Eyes Up

“Eyes up!”  It’s one of the simplest, most effective, and multi-purpose cues that I can give someone as a coach in a larger group class when I need to make a quick correction.

If someone starts losing focus on their midline stability in a deadlift, “Eyes up!” can set in motion a chain of self-corrections starting with looking straight ahead instead of at the floor.

If someone is missing the rhythm of butterfly pull-ups because they are pulling their chin to the bar instead of past it, “Eyes up!” can remind them to keep their gaze up beyond the bar and then glide through to the proper arch position at the bottom.

And if someone is feeling sorry for themselves during a long, arduous workout, feeling alone in their misery, “Eyes up!” can re-enlighten them to the fact that there are others who have also taken on this tough task.  They have teammates to support them on this mission, and teammates that need their support too.

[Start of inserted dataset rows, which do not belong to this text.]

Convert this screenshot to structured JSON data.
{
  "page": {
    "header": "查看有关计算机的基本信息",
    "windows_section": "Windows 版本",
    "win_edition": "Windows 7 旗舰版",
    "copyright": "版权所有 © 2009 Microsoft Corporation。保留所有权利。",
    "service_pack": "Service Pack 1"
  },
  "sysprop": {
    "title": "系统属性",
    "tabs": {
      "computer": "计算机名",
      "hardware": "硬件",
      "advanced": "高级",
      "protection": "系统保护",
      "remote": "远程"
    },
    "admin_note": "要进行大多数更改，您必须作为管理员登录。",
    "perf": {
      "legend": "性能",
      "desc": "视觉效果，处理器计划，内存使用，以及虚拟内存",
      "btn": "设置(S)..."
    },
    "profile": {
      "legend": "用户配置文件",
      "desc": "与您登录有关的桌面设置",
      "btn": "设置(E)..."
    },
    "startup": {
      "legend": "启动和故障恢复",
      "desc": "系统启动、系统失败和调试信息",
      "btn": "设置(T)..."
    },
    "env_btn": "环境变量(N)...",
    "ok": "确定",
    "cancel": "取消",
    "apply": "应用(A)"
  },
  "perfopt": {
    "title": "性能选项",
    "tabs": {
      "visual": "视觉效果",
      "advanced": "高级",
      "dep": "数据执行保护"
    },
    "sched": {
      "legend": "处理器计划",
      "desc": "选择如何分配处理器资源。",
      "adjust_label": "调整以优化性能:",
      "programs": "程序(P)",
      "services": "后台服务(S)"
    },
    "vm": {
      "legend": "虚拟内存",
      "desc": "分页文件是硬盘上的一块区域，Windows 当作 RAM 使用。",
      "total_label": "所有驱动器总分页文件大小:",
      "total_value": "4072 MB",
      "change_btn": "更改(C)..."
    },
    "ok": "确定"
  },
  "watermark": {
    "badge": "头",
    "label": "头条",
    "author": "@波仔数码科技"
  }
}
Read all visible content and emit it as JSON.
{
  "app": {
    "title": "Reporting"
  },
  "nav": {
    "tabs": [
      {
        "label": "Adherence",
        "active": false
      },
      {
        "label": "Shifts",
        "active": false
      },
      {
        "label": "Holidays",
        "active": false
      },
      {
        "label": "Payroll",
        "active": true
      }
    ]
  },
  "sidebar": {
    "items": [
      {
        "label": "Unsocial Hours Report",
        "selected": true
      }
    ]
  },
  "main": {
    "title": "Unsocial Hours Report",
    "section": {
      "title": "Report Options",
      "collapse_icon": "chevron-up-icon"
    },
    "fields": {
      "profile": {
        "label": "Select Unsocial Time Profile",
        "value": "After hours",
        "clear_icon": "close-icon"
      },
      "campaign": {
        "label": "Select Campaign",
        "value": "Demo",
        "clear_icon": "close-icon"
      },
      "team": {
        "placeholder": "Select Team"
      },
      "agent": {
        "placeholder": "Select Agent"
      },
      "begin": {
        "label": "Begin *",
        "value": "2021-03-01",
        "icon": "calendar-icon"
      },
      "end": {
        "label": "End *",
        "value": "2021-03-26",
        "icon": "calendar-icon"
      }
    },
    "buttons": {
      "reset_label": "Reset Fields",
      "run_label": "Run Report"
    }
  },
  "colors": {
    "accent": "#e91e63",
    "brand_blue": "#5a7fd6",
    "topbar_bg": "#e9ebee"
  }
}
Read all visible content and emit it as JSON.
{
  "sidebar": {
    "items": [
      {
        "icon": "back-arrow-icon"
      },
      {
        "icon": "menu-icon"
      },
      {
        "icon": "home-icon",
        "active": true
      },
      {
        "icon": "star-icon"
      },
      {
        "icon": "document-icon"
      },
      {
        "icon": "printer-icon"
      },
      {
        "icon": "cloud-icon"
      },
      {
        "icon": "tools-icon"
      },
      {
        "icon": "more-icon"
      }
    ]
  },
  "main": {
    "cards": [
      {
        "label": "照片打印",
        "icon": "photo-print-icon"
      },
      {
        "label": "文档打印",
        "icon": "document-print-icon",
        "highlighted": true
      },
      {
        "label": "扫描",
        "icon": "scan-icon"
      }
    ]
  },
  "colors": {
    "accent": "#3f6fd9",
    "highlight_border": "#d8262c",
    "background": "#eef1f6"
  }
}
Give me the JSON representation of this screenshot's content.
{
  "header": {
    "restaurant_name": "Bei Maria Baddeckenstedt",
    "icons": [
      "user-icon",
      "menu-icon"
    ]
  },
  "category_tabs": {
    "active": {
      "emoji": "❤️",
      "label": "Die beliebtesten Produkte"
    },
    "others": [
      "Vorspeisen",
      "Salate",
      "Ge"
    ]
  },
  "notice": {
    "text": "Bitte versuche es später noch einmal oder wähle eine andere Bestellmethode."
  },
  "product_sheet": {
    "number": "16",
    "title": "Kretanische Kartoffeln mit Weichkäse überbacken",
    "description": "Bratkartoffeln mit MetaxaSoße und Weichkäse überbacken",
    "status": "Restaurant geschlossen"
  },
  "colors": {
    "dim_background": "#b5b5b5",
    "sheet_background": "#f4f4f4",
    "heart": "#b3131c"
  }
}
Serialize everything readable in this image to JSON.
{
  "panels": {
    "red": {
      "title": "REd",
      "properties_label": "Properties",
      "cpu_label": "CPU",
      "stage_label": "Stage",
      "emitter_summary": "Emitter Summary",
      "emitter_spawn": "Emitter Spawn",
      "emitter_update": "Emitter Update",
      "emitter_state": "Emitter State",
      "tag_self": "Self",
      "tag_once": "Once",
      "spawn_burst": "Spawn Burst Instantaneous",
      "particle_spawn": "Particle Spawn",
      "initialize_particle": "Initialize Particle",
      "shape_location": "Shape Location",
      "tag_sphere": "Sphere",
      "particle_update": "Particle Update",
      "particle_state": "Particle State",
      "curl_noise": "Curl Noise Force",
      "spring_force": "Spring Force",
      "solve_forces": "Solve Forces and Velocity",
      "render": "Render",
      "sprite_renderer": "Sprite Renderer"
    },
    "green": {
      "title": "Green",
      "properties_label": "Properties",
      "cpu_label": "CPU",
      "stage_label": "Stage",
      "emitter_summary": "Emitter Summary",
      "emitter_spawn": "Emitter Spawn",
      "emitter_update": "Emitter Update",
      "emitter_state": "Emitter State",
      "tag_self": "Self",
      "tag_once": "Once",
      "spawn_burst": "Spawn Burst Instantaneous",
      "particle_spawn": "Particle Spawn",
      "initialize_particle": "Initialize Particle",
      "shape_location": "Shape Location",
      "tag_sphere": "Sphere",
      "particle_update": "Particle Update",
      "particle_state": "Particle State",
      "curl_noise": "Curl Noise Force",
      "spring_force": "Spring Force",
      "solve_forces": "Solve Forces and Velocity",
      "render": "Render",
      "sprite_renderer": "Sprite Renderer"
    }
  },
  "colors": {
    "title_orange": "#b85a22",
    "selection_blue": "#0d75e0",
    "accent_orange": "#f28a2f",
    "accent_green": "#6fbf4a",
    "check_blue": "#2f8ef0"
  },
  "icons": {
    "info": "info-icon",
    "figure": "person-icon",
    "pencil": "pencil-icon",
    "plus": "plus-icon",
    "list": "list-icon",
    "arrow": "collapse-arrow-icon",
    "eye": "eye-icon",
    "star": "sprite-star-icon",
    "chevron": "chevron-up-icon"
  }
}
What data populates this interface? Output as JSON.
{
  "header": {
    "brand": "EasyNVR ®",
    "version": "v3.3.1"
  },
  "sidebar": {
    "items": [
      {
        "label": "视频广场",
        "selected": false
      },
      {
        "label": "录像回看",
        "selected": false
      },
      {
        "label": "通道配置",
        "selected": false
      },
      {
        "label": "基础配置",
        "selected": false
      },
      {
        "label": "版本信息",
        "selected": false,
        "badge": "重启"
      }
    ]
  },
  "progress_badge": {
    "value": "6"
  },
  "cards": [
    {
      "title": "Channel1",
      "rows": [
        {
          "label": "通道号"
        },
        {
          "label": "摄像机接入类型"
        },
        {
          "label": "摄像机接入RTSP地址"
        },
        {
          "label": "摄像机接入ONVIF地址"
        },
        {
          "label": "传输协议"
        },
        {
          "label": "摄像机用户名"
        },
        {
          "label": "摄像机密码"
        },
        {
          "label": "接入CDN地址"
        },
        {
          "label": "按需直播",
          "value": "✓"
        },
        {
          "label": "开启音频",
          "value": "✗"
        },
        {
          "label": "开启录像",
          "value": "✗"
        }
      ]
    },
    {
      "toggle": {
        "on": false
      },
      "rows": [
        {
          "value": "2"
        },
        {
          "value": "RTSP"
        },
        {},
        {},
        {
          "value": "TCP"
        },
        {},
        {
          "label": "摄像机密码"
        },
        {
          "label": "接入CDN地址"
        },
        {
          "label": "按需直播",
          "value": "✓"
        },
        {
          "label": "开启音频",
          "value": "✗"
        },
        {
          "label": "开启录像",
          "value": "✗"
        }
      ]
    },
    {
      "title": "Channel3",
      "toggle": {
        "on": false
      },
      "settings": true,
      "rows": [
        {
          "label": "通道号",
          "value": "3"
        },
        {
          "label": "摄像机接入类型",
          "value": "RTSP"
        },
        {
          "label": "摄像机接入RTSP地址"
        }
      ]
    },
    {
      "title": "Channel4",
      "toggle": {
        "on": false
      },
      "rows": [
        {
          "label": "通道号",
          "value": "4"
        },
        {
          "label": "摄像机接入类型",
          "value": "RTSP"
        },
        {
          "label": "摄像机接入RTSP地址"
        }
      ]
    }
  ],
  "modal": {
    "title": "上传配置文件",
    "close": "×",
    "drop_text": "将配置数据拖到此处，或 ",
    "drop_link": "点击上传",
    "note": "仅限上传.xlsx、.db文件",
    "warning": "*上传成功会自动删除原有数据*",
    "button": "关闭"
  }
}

The opposite of “Eyes up” in this case might be “Eyes in”, as in “inside”.  And when we focus our mental energy on feeling what is happening to us, how our body is hurting and doesn’t seem to be performing as well as it did when we started, this dwelling on negative thoughts can stir up negative emotions.
Emotions like anger – “why the hell are we doing this?? This is so stupid!!”
Like doubt and shame – “I’m never going to finish this, and it’s going to be so embarrassing!”
It might even cause us to do things that would break trust with our teammates – “I bet no one would notice if I just skipped some reps here so I can keep up…”

Focusing on ourselves, and feeling sorry for ourselves, which creates negative mental and emotional energy, can then drain our physical energy further.  If we believe that we are not doing well, and keep reinforcing that belief with negative mental chatter, that will become our reality.

Luckily, the opposite is true!  I learned long ago through extremely difficult team training that if you take your focus off of yourself, and use the mantra “Eyes up!” to instead focus on your teammates, your mental disposition can change immediately.  It’s very hard to have a negative mindset when you’re encouraging someone else.  You’re being positive FOR THEM, and it changes your emotional outlook as well.
“We’ve got this, guys!” – this breeds hope.
“You’re crushing it, keep it up!” – if you really mean it, you’re showing pride in your teammate.
“Stay with me, let’s do the next 20 reps together.” – you are leading by example.

And guess what – just as sinking your focus into your physical pain can drive your emotional state into a dark place, feeling a sense of pride and encouragement and positive leadership can also upgrade your physical capacity.
“Sure, I’m hurting, but it doesn’t matter, I’m going to keep going so that they keep going too.”  You will not be in such a stressed out state, and your body will follow suit – it will do what you tell it to do, versus the other way around.

Tomorrow on Veterans Day, we take on a tough task with CHAD1000X.  But even if you’re doing it in your garage, by yourself, you’re not alone.  Thousands are doing it with you, and they’re supporting you.  They’re proud of you for stepping up to the challenge.  But they need your support too.  “Eyes up!”